An attempt by PC developer Digital Homicide to sue games critic Jim Sterling has been thrown out of court.
The studio had tried to sue Sterling, whose real name is James Stanton, for $10m after his scathing assessment of Steam release Slaughtering Grounds. All manner of accusations were thrown Sterling's way, including that he was guilty of libel, slander and even assault, as well as collusion with Valve.
Digital Homicide even went as far as to try and sue 100 Steam users who had left negative reviews for the game – a move that saw the studio dropped from the PC platform entirely.
That [the case] got as far as it did, went on for as long as it did, is atrocious – especially when this is a case that amounts to a game developer wanting to silence a game critic,” Sterling said.
I personally viewed, and still view, the lawsuit as an attempted attack on my freedom to do my legally protected job. I personally perceive it as an attack launched by a man who is unable to deal with criticism in a reasonable fashion and has sought to blame me, continuously, for his failures.
There is no conspiracy. There is no orchestrated terror campaign. There is simply what there has always been – one random critic in a sea of them having a stupid fight with a pair of brothers who don't make a lot of sense and whose claims have a strained relationship with reality.
Many will have come here expecting humor or laughter, but I want to make it quite clear that I do not find this lawsuit funny in the slightest. Even getting the result I wanted is bittersweet, as it's the result to a situation that should never have occurred – a distasteful situation that fills me with surrogate embarrassment for the man who filed it.
I find this lawsuit disgusting.
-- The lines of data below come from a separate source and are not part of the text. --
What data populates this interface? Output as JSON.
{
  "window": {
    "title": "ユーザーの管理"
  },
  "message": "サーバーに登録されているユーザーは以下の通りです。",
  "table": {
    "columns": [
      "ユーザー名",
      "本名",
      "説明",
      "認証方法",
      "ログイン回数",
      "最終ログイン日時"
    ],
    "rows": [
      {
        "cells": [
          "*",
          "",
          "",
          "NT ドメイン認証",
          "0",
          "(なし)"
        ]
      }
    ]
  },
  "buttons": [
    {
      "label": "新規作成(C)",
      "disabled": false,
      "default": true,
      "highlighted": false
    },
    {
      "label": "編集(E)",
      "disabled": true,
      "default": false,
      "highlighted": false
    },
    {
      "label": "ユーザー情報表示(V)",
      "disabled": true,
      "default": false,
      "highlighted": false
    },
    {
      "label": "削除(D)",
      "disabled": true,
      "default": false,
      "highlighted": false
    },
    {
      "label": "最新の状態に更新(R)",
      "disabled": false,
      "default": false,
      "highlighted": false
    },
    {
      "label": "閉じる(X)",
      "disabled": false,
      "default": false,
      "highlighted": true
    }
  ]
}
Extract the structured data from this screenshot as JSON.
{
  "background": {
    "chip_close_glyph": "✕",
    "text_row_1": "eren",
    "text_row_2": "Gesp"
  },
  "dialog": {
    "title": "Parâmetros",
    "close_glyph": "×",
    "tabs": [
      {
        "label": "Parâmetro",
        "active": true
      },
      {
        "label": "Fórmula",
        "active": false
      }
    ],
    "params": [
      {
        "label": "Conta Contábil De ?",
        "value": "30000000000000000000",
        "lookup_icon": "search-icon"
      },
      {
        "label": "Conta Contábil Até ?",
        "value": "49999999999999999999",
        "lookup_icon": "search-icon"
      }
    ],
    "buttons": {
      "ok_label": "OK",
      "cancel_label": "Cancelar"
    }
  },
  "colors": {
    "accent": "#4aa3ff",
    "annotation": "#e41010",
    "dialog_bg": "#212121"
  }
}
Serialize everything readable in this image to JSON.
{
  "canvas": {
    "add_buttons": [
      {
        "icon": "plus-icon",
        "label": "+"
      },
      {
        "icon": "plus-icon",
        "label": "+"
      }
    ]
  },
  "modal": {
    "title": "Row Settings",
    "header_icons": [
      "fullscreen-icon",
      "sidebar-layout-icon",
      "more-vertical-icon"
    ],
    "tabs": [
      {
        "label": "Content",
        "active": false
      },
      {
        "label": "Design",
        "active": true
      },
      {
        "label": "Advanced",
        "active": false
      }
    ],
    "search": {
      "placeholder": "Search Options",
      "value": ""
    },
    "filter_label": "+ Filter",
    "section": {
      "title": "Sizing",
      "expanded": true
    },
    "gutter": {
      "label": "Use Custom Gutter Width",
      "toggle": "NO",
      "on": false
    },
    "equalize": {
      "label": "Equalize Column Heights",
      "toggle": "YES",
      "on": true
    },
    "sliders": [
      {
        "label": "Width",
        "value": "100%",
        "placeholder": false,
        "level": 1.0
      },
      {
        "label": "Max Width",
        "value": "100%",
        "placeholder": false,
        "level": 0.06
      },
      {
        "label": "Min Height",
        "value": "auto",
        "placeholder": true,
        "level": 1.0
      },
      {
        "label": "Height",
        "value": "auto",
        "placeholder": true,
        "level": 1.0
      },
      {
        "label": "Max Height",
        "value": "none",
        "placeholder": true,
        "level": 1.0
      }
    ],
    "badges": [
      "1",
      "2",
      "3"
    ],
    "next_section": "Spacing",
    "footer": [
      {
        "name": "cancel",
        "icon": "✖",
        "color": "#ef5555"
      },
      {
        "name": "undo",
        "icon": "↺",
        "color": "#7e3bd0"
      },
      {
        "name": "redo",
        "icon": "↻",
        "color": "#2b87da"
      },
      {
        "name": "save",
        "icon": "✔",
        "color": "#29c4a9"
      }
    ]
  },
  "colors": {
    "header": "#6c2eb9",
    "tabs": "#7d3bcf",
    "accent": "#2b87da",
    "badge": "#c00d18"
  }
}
It was and it is and it shall forever be disgusting.
P.S. I did not enjoy playing The Slaughtering Grounds very much.”